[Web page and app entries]
--------------------
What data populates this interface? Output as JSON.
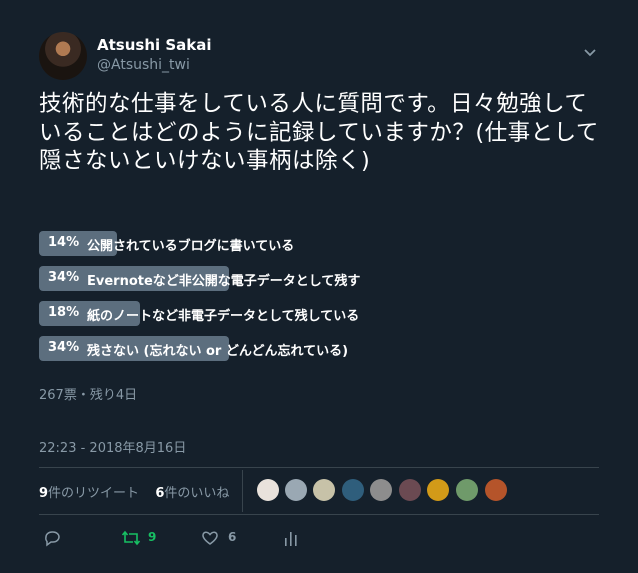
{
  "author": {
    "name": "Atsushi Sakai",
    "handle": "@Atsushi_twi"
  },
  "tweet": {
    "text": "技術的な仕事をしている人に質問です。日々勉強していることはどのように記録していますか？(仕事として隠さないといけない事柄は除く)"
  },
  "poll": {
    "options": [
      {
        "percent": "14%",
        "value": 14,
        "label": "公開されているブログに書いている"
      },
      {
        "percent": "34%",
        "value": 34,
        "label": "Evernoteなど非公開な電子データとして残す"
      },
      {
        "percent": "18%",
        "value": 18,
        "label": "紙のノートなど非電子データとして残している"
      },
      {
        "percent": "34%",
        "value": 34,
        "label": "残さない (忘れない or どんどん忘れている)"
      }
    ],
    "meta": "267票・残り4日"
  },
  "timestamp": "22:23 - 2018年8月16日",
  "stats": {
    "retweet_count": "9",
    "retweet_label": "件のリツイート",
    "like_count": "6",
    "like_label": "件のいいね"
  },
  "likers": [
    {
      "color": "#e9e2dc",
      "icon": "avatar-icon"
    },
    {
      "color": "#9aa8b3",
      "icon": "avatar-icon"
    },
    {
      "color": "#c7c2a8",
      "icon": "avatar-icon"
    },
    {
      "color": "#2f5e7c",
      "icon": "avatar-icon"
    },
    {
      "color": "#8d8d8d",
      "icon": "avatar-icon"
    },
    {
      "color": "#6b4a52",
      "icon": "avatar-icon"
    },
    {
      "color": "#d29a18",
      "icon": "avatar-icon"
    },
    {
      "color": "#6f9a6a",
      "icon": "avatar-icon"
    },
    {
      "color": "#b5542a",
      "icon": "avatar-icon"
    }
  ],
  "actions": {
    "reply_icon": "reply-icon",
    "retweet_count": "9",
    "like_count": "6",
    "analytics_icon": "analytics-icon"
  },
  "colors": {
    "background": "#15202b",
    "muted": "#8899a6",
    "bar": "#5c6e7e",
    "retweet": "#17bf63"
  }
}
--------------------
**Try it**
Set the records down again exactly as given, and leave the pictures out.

**Written answer**
What data populates this interface? Output as JSON.
{
  "author": {
    "name": "Atsushi Sakai",
    "handle": "@Atsushi_twi"
  },
  "tweet": {
    "text": "技術的な仕事をしている人に質問です。日々勉強していることはどのように記録していますか？(仕事として隠さないといけない事柄は除く)"
  },
  "poll": {
    "options": [
      {
        "percent": "14%",
        "value": 14,
        "label": "公開されているブログに書いている"
      },
      {
        "percent": "34%",
        "value": 34,
        "label": "Evernoteなど非公開な電子データとして残す"
      },
      {
        "percent": "18%",
        "value": 18,
        "label": "紙のノートなど非電子データとして残している"
      },
      {
        "percent": "34%",
        "value": 34,
        "label": "残さない (忘れない or どんどん忘れている)"
      }
    ],
    "meta": "267票・残り4日"
  },
  "timestamp": "22:23 - 2018年8月16日",
  "stats": {
    "retweet_count": "9",
    "retweet_label": "件のリツイート",
    "like_count": "6",
    "like_label": "件のいいね"
  },
  "likers": [
    {
      "color": "#e9e2dc",
      "icon": "avatar-icon"
    },
    {
      "color": "#9aa8b3",
      "icon": "avatar-icon"
    },
    {
      "color": "#c7c2a8",
      "icon": "avatar-icon"
    },
    {
      "color": "#2f5e7c",
      "icon": "avatar-icon"
    },
    {
      "color": "#8d8d8d",
      "icon": "avatar-icon"
    },
    {
      "color": "#6b4a52",
      "icon": "avatar-icon"
    },
    {
      "color": "#d29a18",
      "icon": "avatar-icon"
    },
    {
      "color": "#6f9a6a",
      "icon": "avatar-icon"
    },
    {
      "color": "#b5542a",
      "icon": "avatar-icon"
    }
  ],
  "actions": {
    "reply_icon": "reply-icon",
    "retweet_count": "9",
    "like_count": "6",
    "analytics_icon": "analytics-icon"
  },
  "colors": {
    "background": "#15202b",
    "muted": "#8899a6",
    "bar": "#5c6e7e",
    "retweet": "#17bf63"
  }
}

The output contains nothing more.